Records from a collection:
########

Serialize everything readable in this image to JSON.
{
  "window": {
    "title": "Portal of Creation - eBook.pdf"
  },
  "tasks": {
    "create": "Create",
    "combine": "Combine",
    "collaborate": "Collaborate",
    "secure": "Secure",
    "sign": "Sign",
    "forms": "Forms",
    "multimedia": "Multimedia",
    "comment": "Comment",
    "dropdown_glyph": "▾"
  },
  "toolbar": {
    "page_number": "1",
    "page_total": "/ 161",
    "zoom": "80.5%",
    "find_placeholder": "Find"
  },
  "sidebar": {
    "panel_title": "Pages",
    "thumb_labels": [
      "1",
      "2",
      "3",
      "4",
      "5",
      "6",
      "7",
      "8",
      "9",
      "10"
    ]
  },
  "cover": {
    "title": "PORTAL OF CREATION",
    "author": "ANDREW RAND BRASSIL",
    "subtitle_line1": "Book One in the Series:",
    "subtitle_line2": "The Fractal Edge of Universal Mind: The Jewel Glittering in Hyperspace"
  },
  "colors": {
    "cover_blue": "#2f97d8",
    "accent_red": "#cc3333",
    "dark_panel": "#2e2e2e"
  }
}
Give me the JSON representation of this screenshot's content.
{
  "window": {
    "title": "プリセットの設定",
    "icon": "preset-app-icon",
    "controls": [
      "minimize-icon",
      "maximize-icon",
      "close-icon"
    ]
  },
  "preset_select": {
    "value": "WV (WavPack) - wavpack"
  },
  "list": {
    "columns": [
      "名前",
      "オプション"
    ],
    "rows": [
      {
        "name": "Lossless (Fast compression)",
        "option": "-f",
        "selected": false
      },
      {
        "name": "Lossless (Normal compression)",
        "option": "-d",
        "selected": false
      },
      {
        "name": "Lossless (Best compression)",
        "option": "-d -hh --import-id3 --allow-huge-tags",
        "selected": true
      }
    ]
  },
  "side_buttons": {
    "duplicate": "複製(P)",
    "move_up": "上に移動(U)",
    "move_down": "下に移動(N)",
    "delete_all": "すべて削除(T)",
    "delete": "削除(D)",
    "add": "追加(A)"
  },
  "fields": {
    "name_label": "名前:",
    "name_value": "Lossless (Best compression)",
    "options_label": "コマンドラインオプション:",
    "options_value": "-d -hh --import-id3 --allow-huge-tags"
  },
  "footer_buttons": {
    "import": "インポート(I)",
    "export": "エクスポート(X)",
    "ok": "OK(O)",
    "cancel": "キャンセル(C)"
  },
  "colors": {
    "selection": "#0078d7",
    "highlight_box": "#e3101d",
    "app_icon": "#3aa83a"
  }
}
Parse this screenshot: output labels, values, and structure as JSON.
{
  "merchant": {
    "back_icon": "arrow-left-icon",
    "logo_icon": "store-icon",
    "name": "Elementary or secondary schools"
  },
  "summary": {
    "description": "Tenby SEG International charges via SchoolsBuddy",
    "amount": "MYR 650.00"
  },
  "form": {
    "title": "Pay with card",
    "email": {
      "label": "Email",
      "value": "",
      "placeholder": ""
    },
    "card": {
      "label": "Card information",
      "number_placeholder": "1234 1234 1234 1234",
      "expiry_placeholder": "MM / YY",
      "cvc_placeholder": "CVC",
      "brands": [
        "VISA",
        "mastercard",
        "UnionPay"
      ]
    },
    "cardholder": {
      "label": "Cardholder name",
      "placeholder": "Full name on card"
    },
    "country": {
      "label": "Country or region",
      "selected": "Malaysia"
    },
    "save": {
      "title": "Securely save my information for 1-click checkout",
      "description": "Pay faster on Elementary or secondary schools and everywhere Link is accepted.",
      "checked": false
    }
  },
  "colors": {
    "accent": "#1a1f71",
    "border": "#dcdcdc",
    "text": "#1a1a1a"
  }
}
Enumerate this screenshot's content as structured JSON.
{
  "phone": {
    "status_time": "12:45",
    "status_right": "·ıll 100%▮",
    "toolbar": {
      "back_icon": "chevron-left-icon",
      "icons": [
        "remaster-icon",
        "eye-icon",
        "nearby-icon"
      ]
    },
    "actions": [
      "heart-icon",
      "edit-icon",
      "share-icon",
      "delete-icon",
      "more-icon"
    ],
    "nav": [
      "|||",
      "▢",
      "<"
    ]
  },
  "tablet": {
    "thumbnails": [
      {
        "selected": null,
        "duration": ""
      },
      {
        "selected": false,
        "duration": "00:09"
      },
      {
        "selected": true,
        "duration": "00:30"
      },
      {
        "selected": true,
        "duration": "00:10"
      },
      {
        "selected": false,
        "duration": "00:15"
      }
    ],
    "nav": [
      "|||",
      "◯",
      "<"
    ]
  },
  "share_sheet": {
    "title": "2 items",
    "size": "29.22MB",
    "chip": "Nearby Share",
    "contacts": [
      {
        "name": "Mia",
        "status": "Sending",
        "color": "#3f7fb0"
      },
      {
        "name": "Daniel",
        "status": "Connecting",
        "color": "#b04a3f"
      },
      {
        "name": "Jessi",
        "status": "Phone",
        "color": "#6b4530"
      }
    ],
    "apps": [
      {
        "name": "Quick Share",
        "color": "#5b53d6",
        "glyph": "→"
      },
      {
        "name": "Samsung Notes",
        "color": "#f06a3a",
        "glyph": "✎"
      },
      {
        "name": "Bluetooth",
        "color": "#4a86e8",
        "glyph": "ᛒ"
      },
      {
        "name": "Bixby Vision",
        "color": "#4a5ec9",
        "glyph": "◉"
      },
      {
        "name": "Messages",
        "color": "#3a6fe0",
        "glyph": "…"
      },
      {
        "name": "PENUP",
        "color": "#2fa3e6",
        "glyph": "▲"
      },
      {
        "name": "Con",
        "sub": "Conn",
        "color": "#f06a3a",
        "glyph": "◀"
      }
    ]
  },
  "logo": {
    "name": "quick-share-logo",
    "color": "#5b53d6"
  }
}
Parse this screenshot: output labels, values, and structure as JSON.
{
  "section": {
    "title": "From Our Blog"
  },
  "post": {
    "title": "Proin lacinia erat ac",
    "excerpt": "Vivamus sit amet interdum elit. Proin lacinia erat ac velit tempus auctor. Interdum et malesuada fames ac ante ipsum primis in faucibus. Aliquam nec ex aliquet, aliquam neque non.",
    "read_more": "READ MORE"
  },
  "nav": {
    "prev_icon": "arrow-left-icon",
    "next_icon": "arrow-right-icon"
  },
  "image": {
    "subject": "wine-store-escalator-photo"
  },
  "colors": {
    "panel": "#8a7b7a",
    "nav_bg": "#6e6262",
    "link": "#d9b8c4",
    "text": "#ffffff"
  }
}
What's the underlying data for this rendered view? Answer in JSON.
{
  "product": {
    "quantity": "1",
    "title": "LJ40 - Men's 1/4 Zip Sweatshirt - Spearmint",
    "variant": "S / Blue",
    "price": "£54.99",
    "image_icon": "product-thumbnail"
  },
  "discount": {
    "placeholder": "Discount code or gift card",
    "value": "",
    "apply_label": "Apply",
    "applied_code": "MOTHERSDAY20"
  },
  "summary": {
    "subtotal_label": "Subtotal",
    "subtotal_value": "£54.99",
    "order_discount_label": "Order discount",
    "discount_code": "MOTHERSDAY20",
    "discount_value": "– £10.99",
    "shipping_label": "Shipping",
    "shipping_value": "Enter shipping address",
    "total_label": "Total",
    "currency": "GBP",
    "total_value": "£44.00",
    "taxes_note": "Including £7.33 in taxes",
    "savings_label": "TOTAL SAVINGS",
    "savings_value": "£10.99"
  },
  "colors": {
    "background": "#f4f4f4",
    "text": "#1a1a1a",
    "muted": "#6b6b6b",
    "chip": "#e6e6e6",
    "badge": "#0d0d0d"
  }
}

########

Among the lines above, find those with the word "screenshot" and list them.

Output for this exercise:
Give me the JSON representation of this screenshot's content.
Parse this screenshot: output labels, values, and structure as JSON.
Enumerate this screenshot's content as structured JSON.
Parse this screenshot: output labels, values, and structure as JSON.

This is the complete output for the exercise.